Friday, March 30, 2007

NYT on Cheerleading Injuries

As we've noted in the past, one argument we frequently hear for "counting" cheerleading as a sport is safety. Treating cheerleaders like athletes would give them access to athletic department resources for injury prevention, protection, and treatment, like trainers, physicians, and trained coaches. Additionally, if cheerleading was a sport, a conference or govering body could more effectively regulate dangerous activity.

In light of these arguments, I was interested in this recent article in the New York Times that describes cheerleading's high risk of injury. Cheerleading has a high injury rate per participate relative to other sports:
Of 104 catastrophic injuries sustained by female high school and college athletes from 1982 to 2005 — head and spinal trauma that occasionally led to death — more than half resulted from cheerleading, according to the National Center for Catastrophic Sports Injury Research. All sports combined did not surpass cheerleading.
The article also provides statistics on the increase in cheerleading injuries over times, data that support a conclusion that cheerleading stunts are becoming increasingly more risky.

The article does not address whether bringing cheerleading programs under the aegis of athletic departments would make cheerleading safer. It does point out that some states have imposed safety regulations on cheerleading directly, though enforcement of such laws could be stronger.

That said, this article doesn't help settle whether cheerleading should be a sport. But you can't read the data and the stories of individual injuries and deaths and escape the conclusion that sport or not, cheerleading should be as safe as one.
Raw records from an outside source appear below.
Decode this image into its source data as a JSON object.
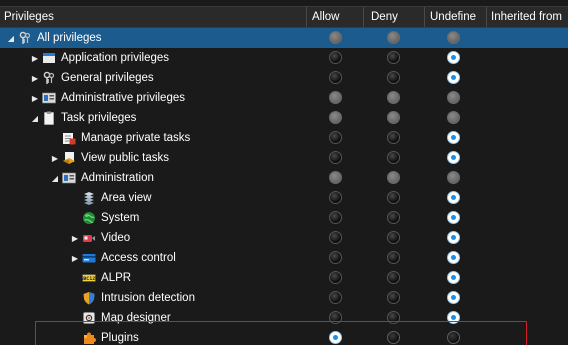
{
  "columns": {
    "privileges": "Privileges",
    "allow": "Allow",
    "deny": "Deny",
    "undefine": "Undefine",
    "inherited": "Inherited from"
  },
  "rows": [
    {
      "label": "All privileges",
      "icon": "keys-icon",
      "expander": "expanded",
      "selected": true,
      "allow": "gray",
      "deny": "gray",
      "undefine": "gray"
    },
    {
      "label": "Application privileges",
      "icon": "application-window-icon",
      "expander": "collapsed",
      "allow": "black",
      "deny": "black",
      "undefine": "blue"
    },
    {
      "label": "General privileges",
      "icon": "keys-icon",
      "expander": "collapsed",
      "allow": "black",
      "deny": "black",
      "undefine": "blue"
    },
    {
      "label": "Administrative privileges",
      "icon": "admin-panel-icon",
      "expander": "collapsed",
      "allow": "gray",
      "deny": "gray",
      "undefine": "gray"
    },
    {
      "label": "Task privileges",
      "icon": "clipboard-icon",
      "expander": "expanded",
      "allow": "gray",
      "deny": "gray",
      "undefine": "gray"
    },
    {
      "label": "Manage private tasks",
      "icon": "private-task-icon",
      "expander": "none",
      "allow": "black",
      "deny": "black",
      "undefine": "blue"
    },
    {
      "label": "View public tasks",
      "icon": "public-task-icon",
      "expander": "collapsed",
      "allow": "black",
      "deny": "black",
      "undefine": "blue"
    },
    {
      "label": "Administration",
      "icon": "admin-panel-icon",
      "expander": "expanded",
      "allow": "gray",
      "deny": "gray",
      "undefine": "gray"
    },
    {
      "label": "Area view",
      "icon": "area-view-icon",
      "expander": "none",
      "allow": "black",
      "deny": "black",
      "undefine": "blue"
    },
    {
      "label": "System",
      "icon": "globe-icon",
      "expander": "none",
      "allow": "black",
      "deny": "black",
      "undefine": "blue"
    },
    {
      "label": "Video",
      "icon": "camera-icon",
      "expander": "collapsed",
      "allow": "black",
      "deny": "black",
      "undefine": "blue"
    },
    {
      "label": "Access control",
      "icon": "card-reader-icon",
      "expander": "collapsed",
      "allow": "black",
      "deny": "black",
      "undefine": "blue"
    },
    {
      "label": "ALPR",
      "icon": "license-plate-icon",
      "expander": "none",
      "allow": "black",
      "deny": "black",
      "undefine": "blue"
    },
    {
      "label": "Intrusion detection",
      "icon": "shield-icon",
      "expander": "none",
      "allow": "black",
      "deny": "black",
      "undefine": "blue"
    },
    {
      "label": "Map designer",
      "icon": "map-designer-icon",
      "expander": "none",
      "allow": "black",
      "deny": "black",
      "undefine": "blue"
    },
    {
      "label": "Plugins",
      "icon": "puzzle-icon",
      "expander": "none",
      "allow": "blue",
      "deny": "dark",
      "undefine": "dark"
    }
  ],
  "colors": {
    "selected_row": "#1c5b8e",
    "highlight_border": "#d21d2a",
    "radio_checked": "#1b8fe6"
  }
}
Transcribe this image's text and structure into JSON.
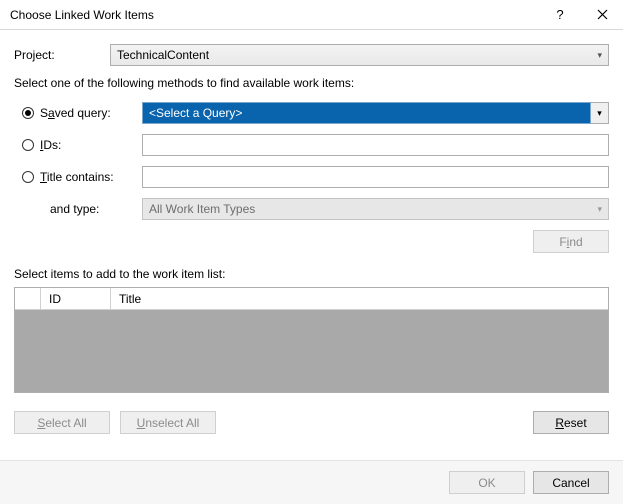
{
  "titlebar": {
    "title": "Choose Linked Work Items"
  },
  "labels": {
    "project": "Project:",
    "instruction": "Select one of the following methods to find available work items:",
    "savedQueryPre": "S",
    "savedQueryU": "a",
    "savedQueryPost": "ved query:",
    "idsU": "I",
    "idsPost": "Ds:",
    "titleContainsU": "T",
    "titleContainsPost": "itle contains:",
    "andType": "and type:",
    "findPre": "F",
    "findU": "i",
    "findPost": "nd",
    "selectItems": "Select items to add to the work item list:",
    "gridId": "ID",
    "gridTitle": "Title",
    "selectAllU": "S",
    "selectAllPost": "elect All",
    "unselectAllU": "U",
    "unselectAllPost": "nselect All",
    "resetU": "R",
    "resetPost": "eset",
    "ok": "OK",
    "cancel": "Cancel"
  },
  "project": {
    "value": "TechnicalContent"
  },
  "methods": {
    "savedQuerySelected": true,
    "querySelectPlaceholder": "<Select a Query>",
    "idsValue": "",
    "titleContainsValue": "",
    "typeValue": "All Work Item Types"
  }
}
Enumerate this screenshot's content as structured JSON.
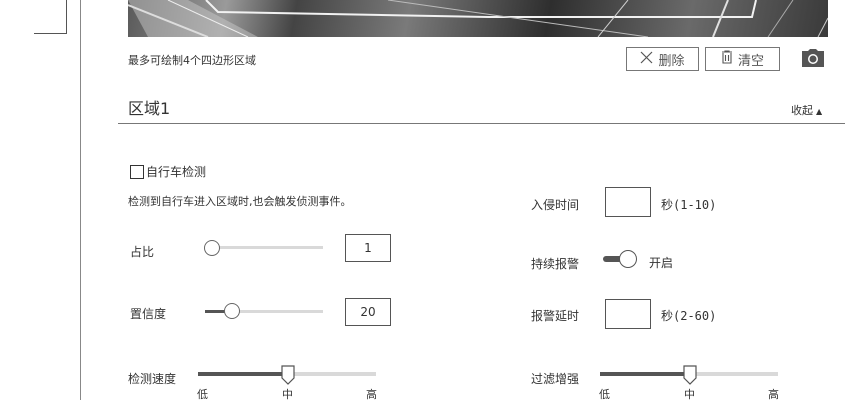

2 comments:

Leif-Harald Nesheim said...

Nice job.

Cheerleader said...

Love this site. Great content!